  • Due to the Preliminary Examinations, the lessons from 14/09/2020 to 20/09/2020 will be brought forward to the week from 07/09/2020 to 13/09/2020. This means that there will be two lessons in the week from 07/09/2020 to 13/09/2020 (i.e. September Break) and no lesson in the week from 14/09/2020 to 20/09/2020 (i.e. Preliminary Examinations). The lessons in other weeks will be conducted as usual. Students who attend the Tuesday Class and Wednesday Class will attend an online lesson from 9am to 11am on 08/09/2020 (Tuesday) in addition to the regular lesson in the week. Students who attend the Saturday Classes will attend an online lesson from 9am to 11am on 09/09/2020 (Wednesday) in addition to the regular lesson in the week. Students who attend the Sunday Class will attend an online lesson from 9am to 11am on 10/09/2020 (Thursday) in addition to the regular lesson in the week. Note: The login link will be the same. Economics Tuition @ Economics Cafe Principal Economics Tutor: Mr. Edmund Quek
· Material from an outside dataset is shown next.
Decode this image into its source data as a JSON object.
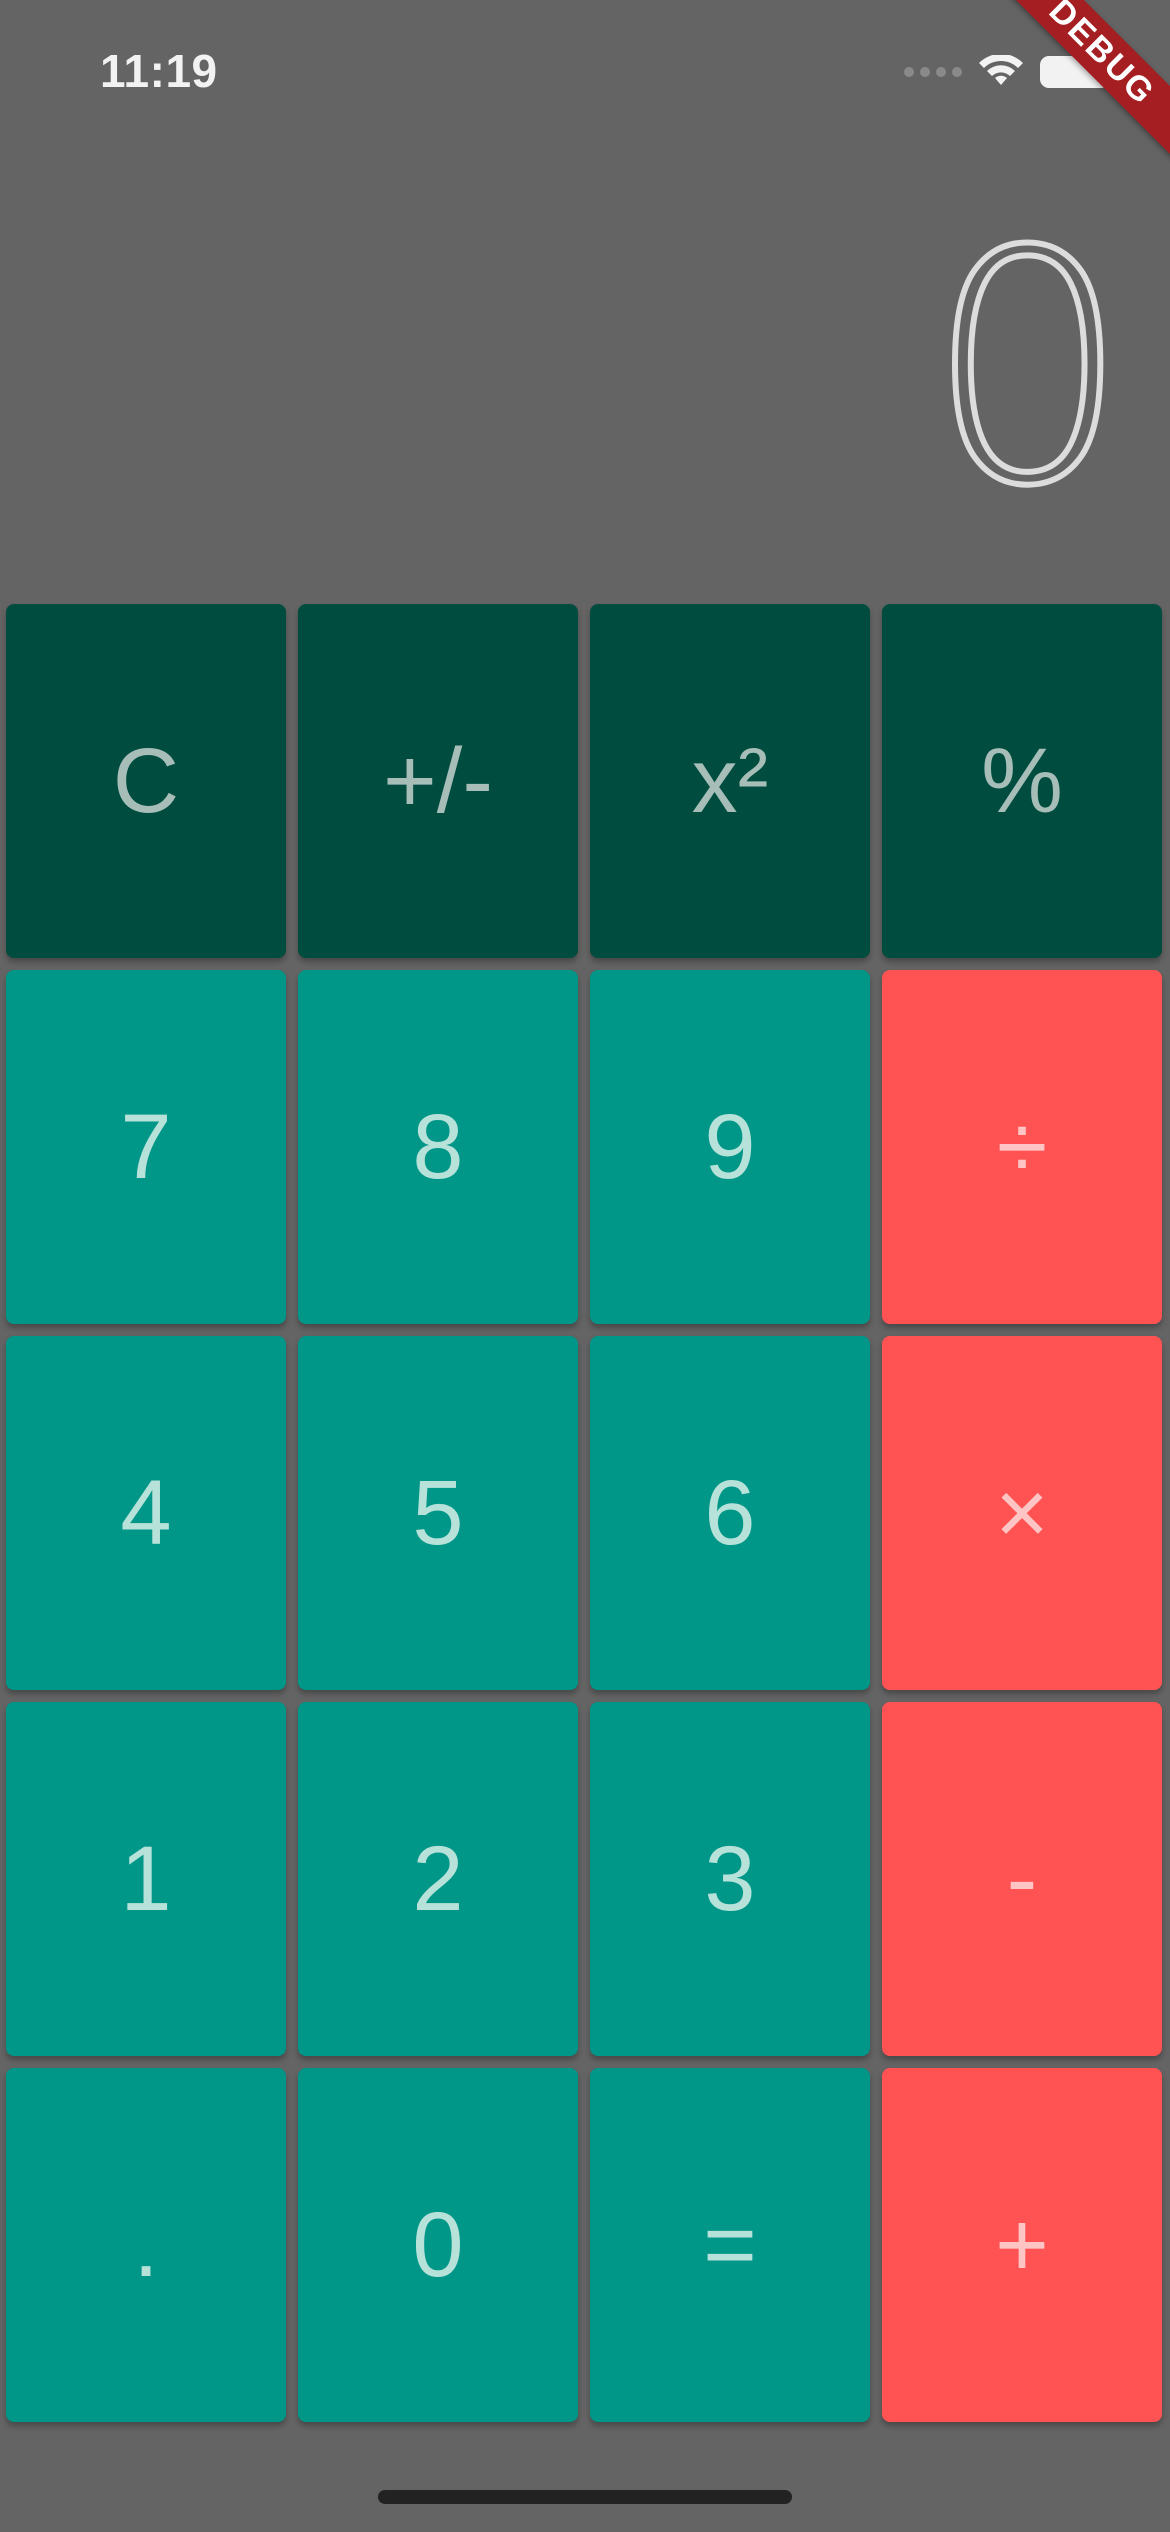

  • Introduction Substitutes are goods which are consumed in place of one another such as Coke and Pepsi. The cross elasticity of demand (XED) for a good with respect to another good is a measure of the degree of responsiveness of the demand for the first good to a change in the price of the second good, ceteris paribus. Many students think that public transport is not a close substitute for private cars for the same reason why private cars are not a close substitute for public transport. This economic misconception will be discussed in economics tuition at Economics Cafe. Exposition Private cars and public transport are substitutes as the two goods are consumed in place of one another. However, although some students argue that the two goods are close substitutes, some students argue that they are not. The truth is, whether private cars and public transport are close substitutes varies from individual to individual. However, the problem is that many of the students who argue that private cars and public transport are not close substitutes have not fully understood the relationship between the two goods. In particular, they think that public transport is not a close substitu[...]